For the block to slide up the incline, it is only required that the horizontal acceleration of the wedge exceeds that of the block. We can make the wedge accelerate as fast as we like by applying a large enough force. The acceleration of the block in that direction depends on the normal force from the wedge (limited by g) and the frictional force (limited by g and mu).

12. Mar 15, 2015

### andyrk

So even if the wedge accelerates faster than the block, why would the block move upwards?

13. Mar 15, 2015

### haruspex

Because the only other option is for it to penetrate the block.

14. Mar 15, 2015

### andyrk

Yep. That makes some sense intuitively. But can we explain it a bit more quantitatively rather than qualitatively?

15. Mar 15, 2015

### andyrk

Anybody there?

16. Mar 15, 2015

### haruspex

I had the impression you were after a qualitative explanation.
To go quantitative, write some equations.

17. Mar 15, 2015

### andyrk

I did. But I was unable to find a reasonable explanation for this without including pseudo forces in. How do you do that?

18. Mar 15, 2015

### haruspex

You have the acceleration. Suppose it is on the point of slipping up the plane. Put in an unknown for the normal force. What equations do you get?

19. Mar 15, 2015

### andyrk

The equations for the block are: Rcosθ = mg and Rsinθ = mA, where A is the acceleration of the block+wedge system.
This is for the case when the block is at rest (assuming that it is).
When it is not, what proof do we have that it moves upwards when the force is a lot and it moves downwards when the force is low? How can we be sure this is going to happen?

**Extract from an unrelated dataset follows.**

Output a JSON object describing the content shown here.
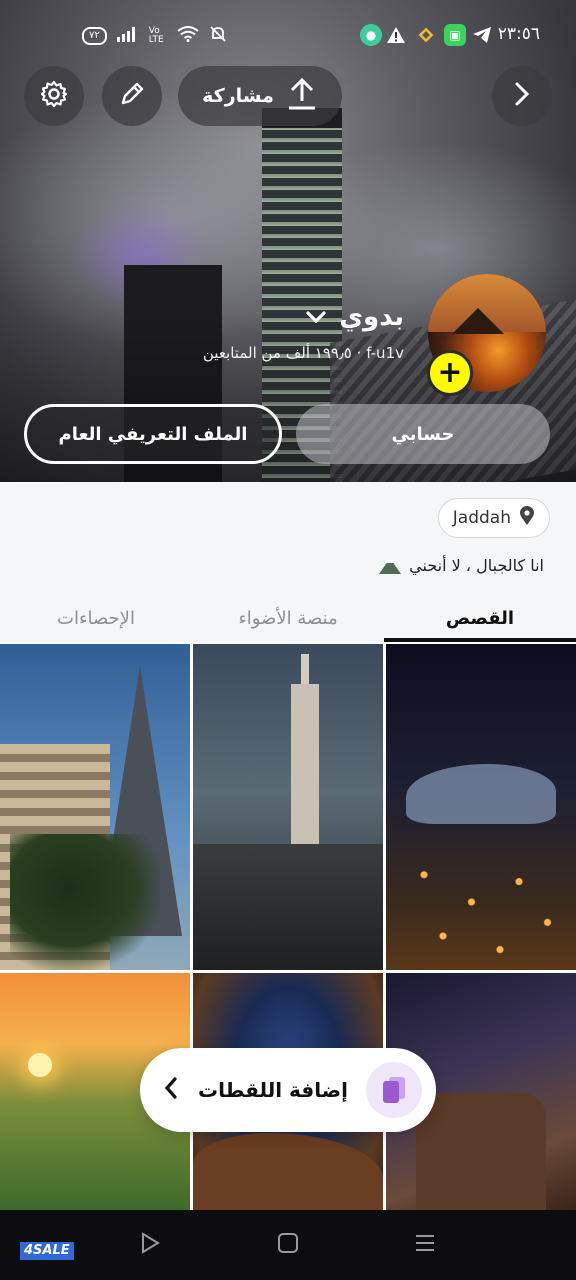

I know it seems right intuitively and by using pseudo forces we can even prove it. But can we prove it without intuition and pseudo forces?

20. Mar 15, 2015

### haruspex

Where R is the normal force? You've left out friction.